Problem requirements
Print the data below verbatim, minus images.

[Opening The data section]

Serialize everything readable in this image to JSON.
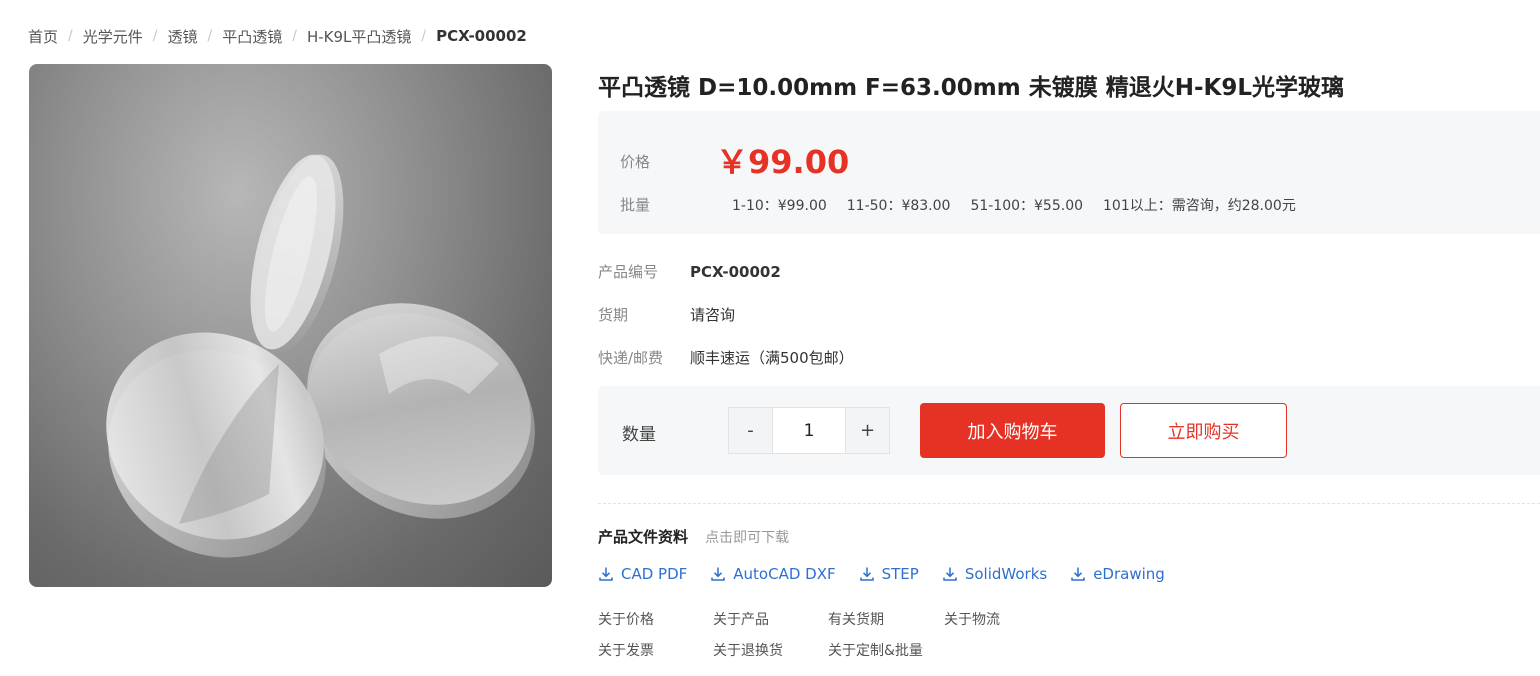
{
  "breadcrumb": [
    {
      "label": "首页"
    },
    {
      "label": "光学元件"
    },
    {
      "label": "透镜"
    },
    {
      "label": "平凸透镜"
    },
    {
      "label": "H-K9L平凸透镜"
    },
    {
      "label": "PCX-00002"
    }
  ],
  "product": {
    "title": "平凸透镜 D=10.00mm F=63.00mm 未镀膜 精退火H-K9L光学玻璃",
    "image_icon": "lens-photo"
  },
  "price": {
    "label": "价格",
    "value": "￥99.00",
    "bulk_label": "批量",
    "tiers": [
      "1-10：¥99.00",
      "11-50：¥83.00",
      "51-100：¥55.00",
      "101以上：需咨询，约28.00元"
    ]
  },
  "info": {
    "sku_label": "产品编号",
    "sku_value": "PCX-00002",
    "delivery_label": "货期",
    "delivery_value": "请咨询",
    "shipping_label": "快递/邮费",
    "shipping_value": "顺丰速运（满500包邮）"
  },
  "quantity": {
    "label": "数量",
    "minus": "-",
    "value": "1",
    "plus": "+"
  },
  "actions": {
    "add_to_cart": "加入购物车",
    "buy_now": "立即购买"
  },
  "files": {
    "title": "产品文件资料",
    "subtitle": "点击即可下载",
    "icon": "download-icon",
    "links": [
      "CAD PDF",
      "AutoCAD DXF",
      "STEP",
      "SolidWorks",
      "eDrawing"
    ]
  },
  "faq": [
    "关于价格",
    "关于产品",
    "有关货期",
    "关于物流",
    "关于发票",
    "关于退换货",
    "关于定制&批量"
  ],
  "colors": {
    "accent": "#e63225",
    "link": "#2f6fd0",
    "panel_bg": "#f6f7f9"
  }
}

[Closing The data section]

Answer for the task
Serialize everything readable in this image to JSON.
{
  "breadcrumb": [
    {
      "label": "首页"
    },
    {
      "label": "光学元件"
    },
    {
      "label": "透镜"
    },
    {
      "label": "平凸透镜"
    },
    {
      "label": "H-K9L平凸透镜"
    },
    {
      "label": "PCX-00002"
    }
  ],
  "product": {
    "title": "平凸透镜 D=10.00mm F=63.00mm 未镀膜 精退火H-K9L光学玻璃",
    "image_icon": "lens-photo"
  },
  "price": {
    "label": "价格",
    "value": "￥99.00",
    "bulk_label": "批量",
    "tiers": [
      "1-10：¥99.00",
      "11-50：¥83.00",
      "51-100：¥55.00",
      "101以上：需咨询，约28.00元"
    ]
  },
  "info": {
    "sku_label": "产品编号",
    "sku_value": "PCX-00002",
    "delivery_label": "货期",
    "delivery_value": "请咨询",
    "shipping_label": "快递/邮费",
    "shipping_value": "顺丰速运（满500包邮）"
  },
  "quantity": {
    "label": "数量",
    "minus": "-",
    "value": "1",
    "plus": "+"
  },
  "actions": {
    "add_to_cart": "加入购物车",
    "buy_now": "立即购买"
  },
  "files": {
    "title": "产品文件资料",
    "subtitle": "点击即可下载",
    "icon": "download-icon",
    "links": [
      "CAD PDF",
      "AutoCAD DXF",
      "STEP",
      "SolidWorks",
      "eDrawing"
    ]
  },
  "faq": [
    "关于价格",
    "关于产品",
    "有关货期",
    "关于物流",
    "关于发票",
    "关于退换货",
    "关于定制&批量"
  ],
  "colors": {
    "accent": "#e63225",
    "link": "#2f6fd0",
    "panel_bg": "#f6f7f9"
  }
}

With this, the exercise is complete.